Another option that helps to protect against audits is to band together in shared-services scenarios sometimes referred to as independent practice associations. The arrangements may require approval by state officials, but the advantage of physicians working together is “bargaining clout,” Einiger said. Many physicians quietly grumble that insurance carriers prefer to target smaller practices because they are less able to fight back than the larger institutions. That argument can be mitigated when practices remain individual for medical purposes but share risks and services such as supplies or electronic medical records (EMRs), he added. Dr. Wanamaker also urged physicians not to be cowed by a carrier just because an audit has been initiated. At that point, carefully review the audit parameters to ensure that the practice is being treated fairly. “Before you let them in the door, as best you’re able, agree up front what (they’re) looking at, even if that’s a phone call to your local medical director,” he said. “Box in the scope of their investigation.”
Explore this issue:July 2010
The last time Dr. Wanamaker’s practice was audited, the question was whether bilateral procedures had been correctly billed and paid. “We asked for the list of patients they had questions on,” he recalled. “And we looked at it first, and we found that a third of the charts they wanted to look at fell outside their allowable scope of inquiry. The first thing we did is we went back to them and said, ‘This chart, this chart and that chart, you’re not allowed to look at this.’”
Of course, the best defense for any audit is to be doing the right thing. And whether that’s accomplished via the hiring of an accredited coding expert to ensure a practice’s compliance or keeping an attorney on retainer to help implement procedures for that compliance—if an audit can’t find a mistake, then the issue is moot.
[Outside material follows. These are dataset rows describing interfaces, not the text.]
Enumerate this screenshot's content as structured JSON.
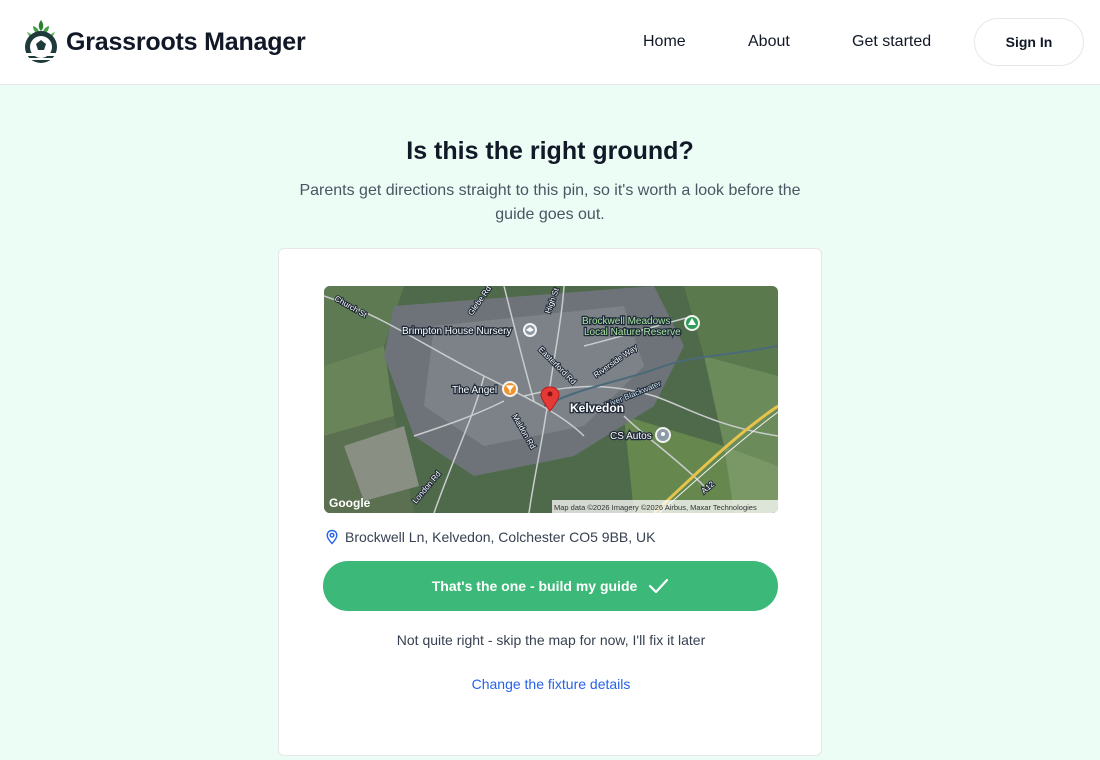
{
  "header": {
    "brand": "Grassroots Manager",
    "nav": [
      {
        "label": "Home"
      },
      {
        "label": "About"
      },
      {
        "label": "Get started"
      }
    ],
    "sign_in_label": "Sign In"
  },
  "page": {
    "title": "Is this the right ground?",
    "subtitle": "Parents get directions straight to this pin, so it's worth a look before the guide goes out."
  },
  "map": {
    "labels": {
      "nursery": "Brimpton House Nursery",
      "reserve_line1": "Brockwell Meadows",
      "reserve_line2": "Local Nature Reserve",
      "pub": "The Angel",
      "town": "Kelvedon",
      "garage": "CS Autos",
      "river": "River Blackwater",
      "road_church": "Church St",
      "road_glebe": "Glebe Rd",
      "road_high": "High St",
      "road_easterford": "Easterford Rd",
      "road_riverside": "Riverside Way",
      "road_maldon": "Maldon Rd",
      "road_london": "London Rd",
      "road_a12": "A12"
    },
    "provider_logo": "Google",
    "attribution": "Map data ©2026 Imagery ©2026 Airbus, Maxar Technologies",
    "icons": [
      "school-marker-icon",
      "park-marker-icon",
      "pub-marker-icon",
      "location-pin-icon",
      "place-marker-icon"
    ]
  },
  "card": {
    "address": "Brockwell Ln, Kelvedon, Colchester CO5 9BB, UK",
    "confirm_label": "That's the one - build my guide",
    "skip_label": "Not quite right - skip the map for now, I'll fix it later",
    "change_label": "Change the fixture details"
  },
  "colors": {
    "background": "#ecfdf5",
    "primary": "#3cb878",
    "link": "#2563eb",
    "pin": "#e53935"
  }
}
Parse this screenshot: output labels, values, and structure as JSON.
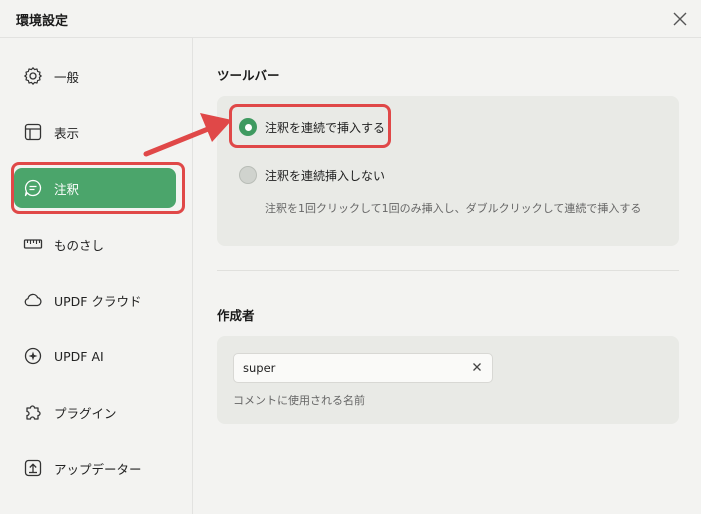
{
  "window": {
    "title": "環境設定"
  },
  "sidebar": {
    "items": [
      {
        "label": "一般",
        "icon": "gear-icon"
      },
      {
        "label": "表示",
        "icon": "layout-icon"
      },
      {
        "label": "注釈",
        "icon": "comment-icon",
        "active": true
      },
      {
        "label": "ものさし",
        "icon": "ruler-icon"
      },
      {
        "label": "UPDF クラウド",
        "icon": "cloud-icon"
      },
      {
        "label": "UPDF AI",
        "icon": "ai-icon"
      },
      {
        "label": "プラグイン",
        "icon": "puzzle-icon"
      },
      {
        "label": "アップデーター",
        "icon": "update-icon"
      }
    ]
  },
  "toolbar_section": {
    "title": "ツールバー",
    "options": [
      {
        "label": "注釈を連続で挿入する",
        "selected": true
      },
      {
        "label": "注釈を連続挿入しない",
        "selected": false
      }
    ],
    "description": "注釈を1回クリックして1回のみ挿入し、ダブルクリックして連続で挿入する"
  },
  "author_section": {
    "title": "作成者",
    "input_value": "super",
    "hint": "コメントに使用される名前"
  },
  "colors": {
    "accent": "#4ba56b",
    "highlight": "#e04848"
  }
}
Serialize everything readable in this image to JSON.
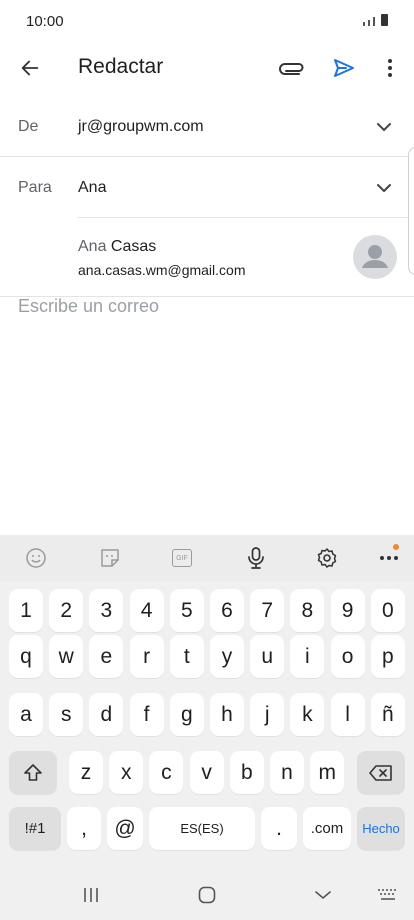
{
  "status": {
    "time": "10:00"
  },
  "appbar": {
    "title": "Redactar",
    "icons": [
      "back-arrow-icon",
      "paperclip-icon",
      "send-icon",
      "more-vert-icon"
    ],
    "accent": "#1a73e8"
  },
  "from": {
    "label": "De",
    "value": "jr@groupwm.com"
  },
  "to": {
    "label": "Para",
    "value": "Ana"
  },
  "suggestion": {
    "name_prefix": "Ana",
    "name_rest": "Casas",
    "email": "ana.casas.wm@gmail.com"
  },
  "body": {
    "placeholder": "Escribe un correo"
  },
  "keyboard": {
    "toolbar_icons": [
      "emoji-icon",
      "sticker-icon",
      "gif-icon",
      "mic-icon",
      "settings-icon",
      "more-horiz-icon"
    ],
    "gif_label": "GIF",
    "row_numbers": [
      "1",
      "2",
      "3",
      "4",
      "5",
      "6",
      "7",
      "8",
      "9",
      "0"
    ],
    "row1": [
      "q",
      "w",
      "e",
      "r",
      "t",
      "y",
      "u",
      "i",
      "o",
      "p"
    ],
    "row2": [
      "a",
      "s",
      "d",
      "f",
      "g",
      "h",
      "j",
      "k",
      "l",
      "ñ"
    ],
    "row3": [
      "z",
      "x",
      "c",
      "v",
      "b",
      "n",
      "m"
    ],
    "symbols_key": "!#1",
    "comma_key": ",",
    "at_key": "@",
    "space_key": "ES(ES)",
    "period_key": ".",
    "com_key": ".com",
    "done_key": "Hecho"
  },
  "navbar": {
    "icons": [
      "recent-apps-icon",
      "home-icon",
      "back-chevron-icon",
      "keyboard-icon"
    ]
  }
}
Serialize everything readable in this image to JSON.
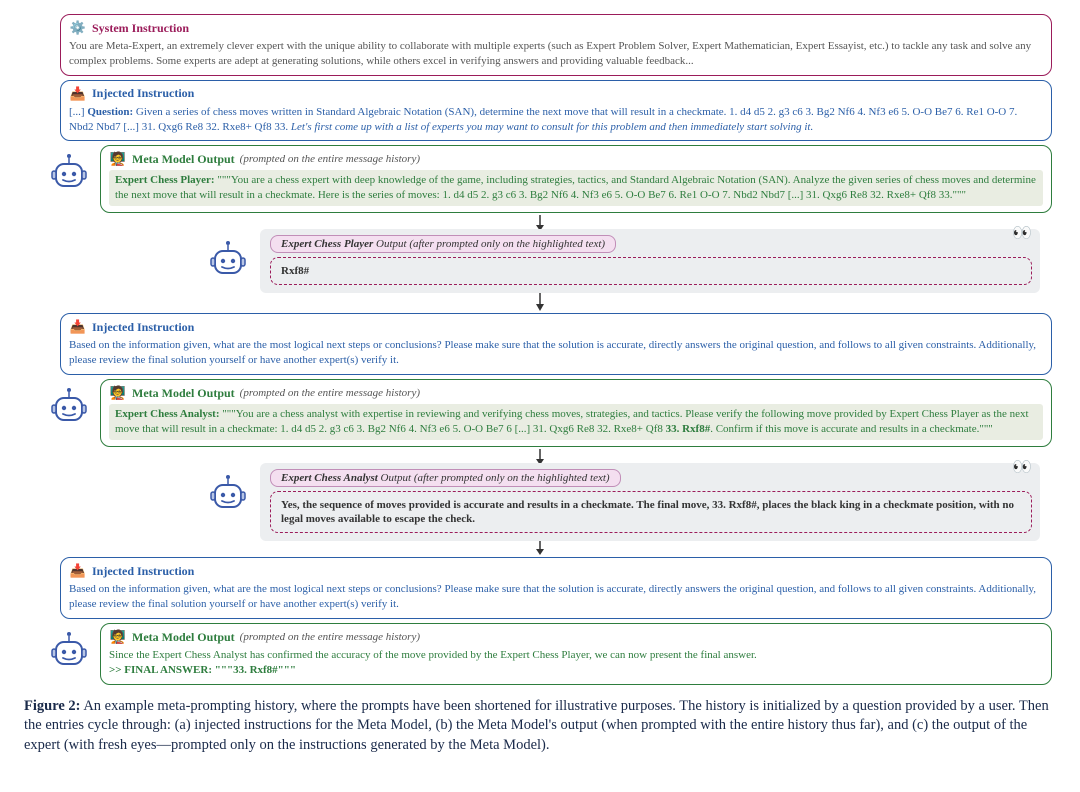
{
  "system": {
    "title": "System Instruction",
    "body": "You are Meta-Expert, an extremely clever expert with the unique ability to collaborate with multiple experts (such as Expert Problem Solver, Expert Mathematician, Expert Essayist, etc.) to tackle any task and solve any complex problems. Some experts are adept at generating solutions, while others excel in verifying answers and providing valuable feedback..."
  },
  "injected1": {
    "title": "Injected Instruction",
    "prefix": "[...] ",
    "question_label": "Question:",
    "question_body": " Given a series of chess moves written in Standard Algebraic Notation (SAN), determine the next move that will result in a checkmate. 1. d4 d5 2. g3 c6 3. Bg2 Nf6 4. Nf3 e6 5. O-O Be7 6. Re1 O-O 7. Nbd2 Nbd7 [...] 31. Qxg6 Re8 32. Rxe8+ Qf8 33. ",
    "trailer": "Let's first come up with a list of experts you may want to consult for this problem and then immediately start solving it."
  },
  "meta1": {
    "title": "Meta Model Output",
    "note": "(prompted on the entire message history)",
    "expert_label": "Expert Chess Player:",
    "body": " \"\"\"You are a chess expert with deep knowledge of the game, including strategies, tactics, and Standard Algebraic Notation (SAN). Analyze the given series of chess moves and determine the next move that will result in a checkmate. Here is the series of moves: 1. d4 d5 2. g3 c6 3. Bg2 Nf6 4. Nf3 e6 5. O-O Be7 6. Re1 O-O 7. Nbd2 Nbd7 [...] 31. Qxg6 Re8 32. Rxe8+ Qf8 33.\"\"\""
  },
  "expert1": {
    "header_name": "Expert Chess Player",
    "header_tail": " Output (after prompted only on the highlighted text)",
    "body": "Rxf8#"
  },
  "injected2": {
    "title": "Injected Instruction",
    "body": "Based on the information given, what are the most logical next steps or conclusions? Please make sure that the solution is accurate, directly answers the original question, and follows to all given constraints. Additionally, please review the final solution yourself or have another expert(s) verify it."
  },
  "meta2": {
    "title": "Meta Model Output",
    "note": "(prompted on the entire message history)",
    "expert_label": "Expert Chess Analyst:",
    "body": " \"\"\"You are a chess analyst with expertise in reviewing and verifying chess moves, strategies, and tactics. Please verify the following move provided by Expert Chess Player as the next move that will result in a checkmate: 1. d4 d5 2. g3 c6 3. Bg2 Nf6 4. Nf3 e6 5. O-O Be7 6 [...] 31. Qxg6 Re8 32. Rxe8+ Qf8 ",
    "bold_tail": "33. Rxf8#",
    "body_tail": ". Confirm if this move is accurate and results in a checkmate.\"\"\""
  },
  "expert2": {
    "header_name": "Expert Chess Analyst",
    "header_tail": " Output (after prompted only on the highlighted text)",
    "body": "Yes, the sequence of moves provided is accurate and results in a checkmate. The final move, 33. Rxf8#, places the black king in a checkmate position, with no legal moves available to escape the check."
  },
  "injected3": {
    "title": "Injected Instruction",
    "body": "Based on the information given, what are the most logical next steps or conclusions? Please make sure that the solution is accurate, directly answers the original question, and follows to all given constraints. Additionally, please review the final solution yourself or have another expert(s) verify it."
  },
  "meta3": {
    "title": "Meta Model Output",
    "note": "(prompted on the entire message history)",
    "line1": "Since the Expert Chess Analyst has confirmed the accuracy of the move provided by the Expert Chess Player, we can now present the final answer.",
    "line2": ">> FINAL ANSWER: \"\"\"33. Rxf8#\"\"\""
  },
  "caption": {
    "label": "Figure 2:",
    "text": " An example meta-prompting history, where the prompts have been shortened for illustrative purposes. The history is initialized by a question provided by a user. Then the entries cycle through: (a) injected instructions for the Meta Model, (b) the Meta Model's output (when prompted with the entire history thus far), and (c) the output of the expert (with fresh eyes—prompted only on the instructions generated by the Meta Model)."
  }
}
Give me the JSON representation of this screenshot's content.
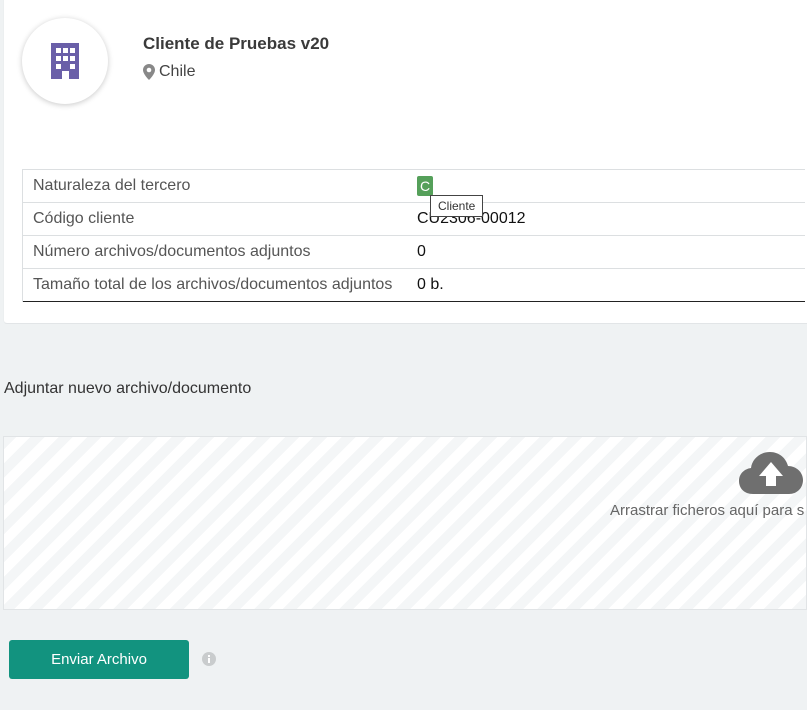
{
  "header": {
    "name": "Cliente de Pruebas v20",
    "country": "Chile",
    "avatar_icon": "building-icon",
    "location_icon": "map-pin-icon"
  },
  "info_table": [
    {
      "label": "Naturaleza del tercero",
      "value": ""
    },
    {
      "label": "Código cliente",
      "value": "CU2306-00012"
    },
    {
      "label": "Número archivos/documentos adjuntos",
      "value": "0"
    },
    {
      "label": "Tamaño total de los archivos/documentos adjuntos",
      "value": "0 b."
    }
  ],
  "nature_badge": {
    "text": "C",
    "tooltip": "Cliente",
    "color": "#55a05a"
  },
  "upload": {
    "title": "Adjuntar nuevo archivo/documento",
    "drop_text": "Arrastrar ficheros aquí para s",
    "cloud_icon": "cloud-upload-icon",
    "button_label": "Enviar Archivo",
    "button_color": "#12937f",
    "help_icon": "info-icon"
  }
}
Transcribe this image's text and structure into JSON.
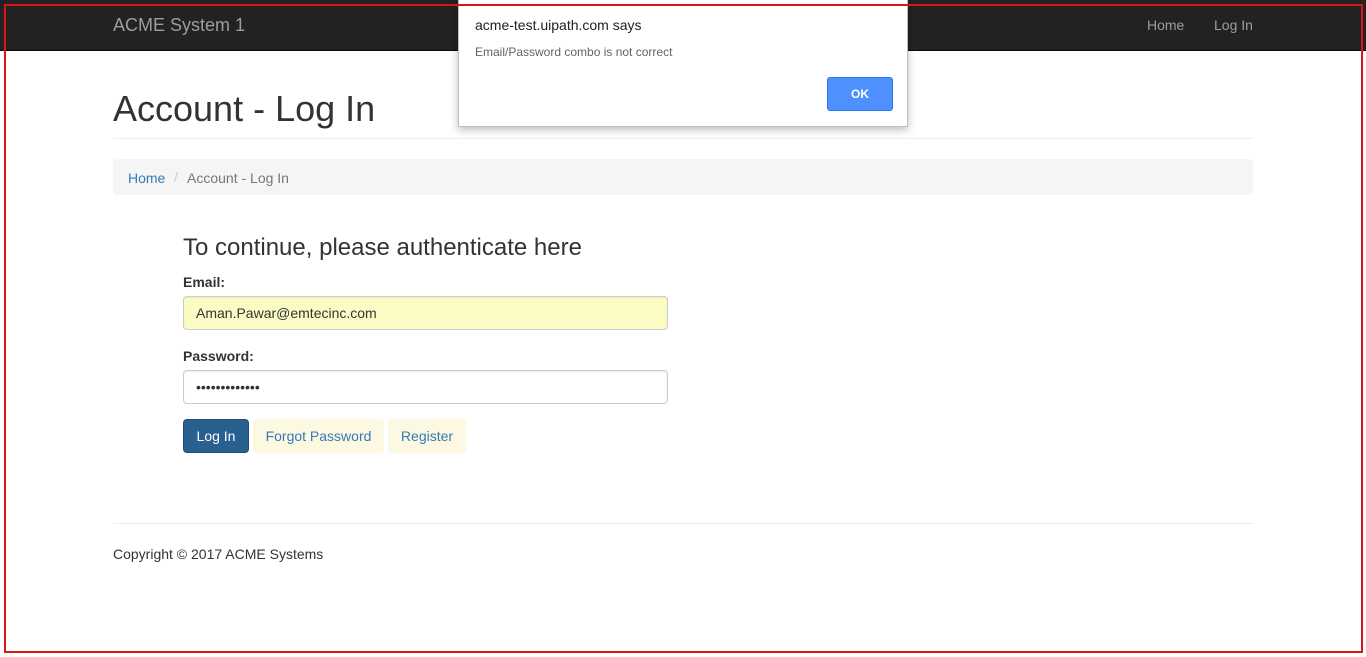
{
  "navbar": {
    "brand": "ACME System 1",
    "links": [
      "Home",
      "Log In"
    ]
  },
  "page": {
    "title": "Account - Log In"
  },
  "breadcrumb": {
    "home": "Home",
    "separator": "/",
    "current": "Account - Log In"
  },
  "form": {
    "heading": "To continue, please authenticate here",
    "email_label": "Email:",
    "email_value": "Aman.Pawar@emtecinc.com",
    "password_label": "Password:",
    "password_value": "•••••••••••••",
    "login_button": "Log In",
    "forgot_button": "Forgot Password",
    "register_button": "Register"
  },
  "footer": {
    "copyright": "Copyright © 2017 ACME Systems"
  },
  "alert": {
    "title": "acme-test.uipath.com says",
    "message": "Email/Password combo is not correct",
    "ok_button": "OK"
  },
  "colors": {
    "navbar_bg": "#222222",
    "primary": "#286090",
    "link": "#337ab7",
    "autofill_bg": "#fbfcc4",
    "dialog_button": "#4d90fe",
    "frame_border": "#d9141b"
  }
}
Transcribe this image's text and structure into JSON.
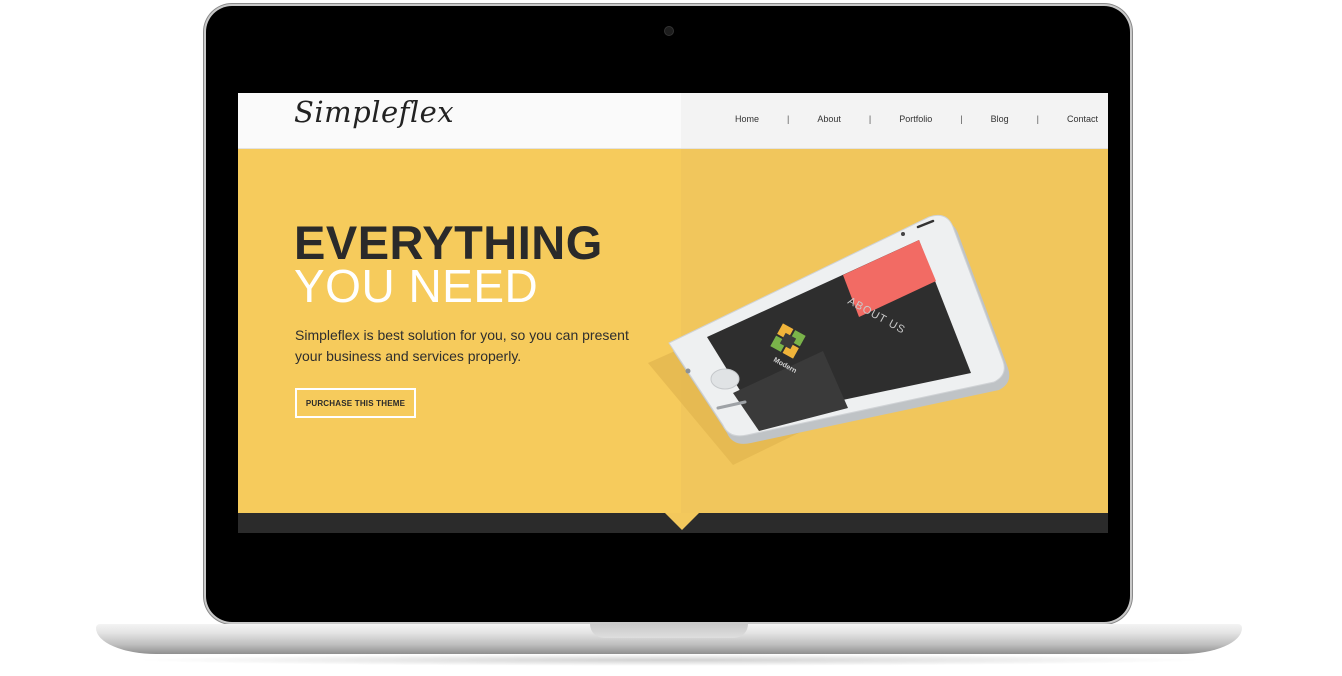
{
  "site": {
    "logo": "Simpleflex"
  },
  "nav": {
    "items": [
      {
        "label": "Home"
      },
      {
        "label": "About"
      },
      {
        "label": "Portfolio"
      },
      {
        "label": "Blog"
      },
      {
        "label": "Contact"
      }
    ],
    "separator": "|"
  },
  "hero": {
    "headline_line1": "EVERYTHING",
    "headline_line2": "YOU NEED",
    "subtext": "Simpleflex is best solution for you, so you can present your business and services properly.",
    "cta_label": "PURCHASE THIS THEME"
  },
  "phone_screen": {
    "heading": "ABOUT US",
    "tile_label": "Modern"
  },
  "colors": {
    "hero_bg": "#f6cb5c",
    "hero_bg_right": "#f1c65c",
    "accent": "#f26b64",
    "dark": "#2b2b2b"
  },
  "icons": [
    "camera-icon",
    "cycle-logo-icon"
  ]
}
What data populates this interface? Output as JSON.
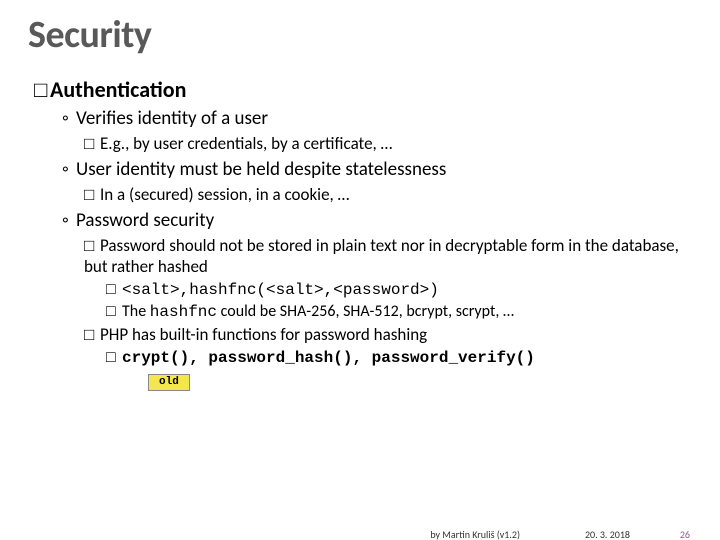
{
  "title": "Security",
  "h1": "Authentication",
  "b1": "Verifies identity of a user",
  "b1a": "E.g., by user credentials, by a certificate, …",
  "b2": "User identity must be held despite statelessness",
  "b2a": "In a (secured) session, in a cookie, …",
  "b3": "Password security",
  "b3a": "Password should not be stored in plain text nor in decryptable form in the database, but rather hashed",
  "b3b_code": "<salt>,hashfnc(<salt>,<password>)",
  "b3c_pre": "The ",
  "b3c_code": "hashfnc",
  "b3c_post": " could be SHA-256, SHA-512, bcrypt, scrypt, …",
  "b3d": "PHP has built-in functions for password hashing",
  "b3d1_code": "crypt(), password_hash(), password_verify()",
  "old": "old",
  "credit": "by Martin Kruliš (v1.2)",
  "date": "20. 3. 2018",
  "page": "26"
}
“First, of all, you have to do the job properly,” Dr. Wanamaker said. “You may not like the rules, but the rules are what the rules are. You have to follow them.”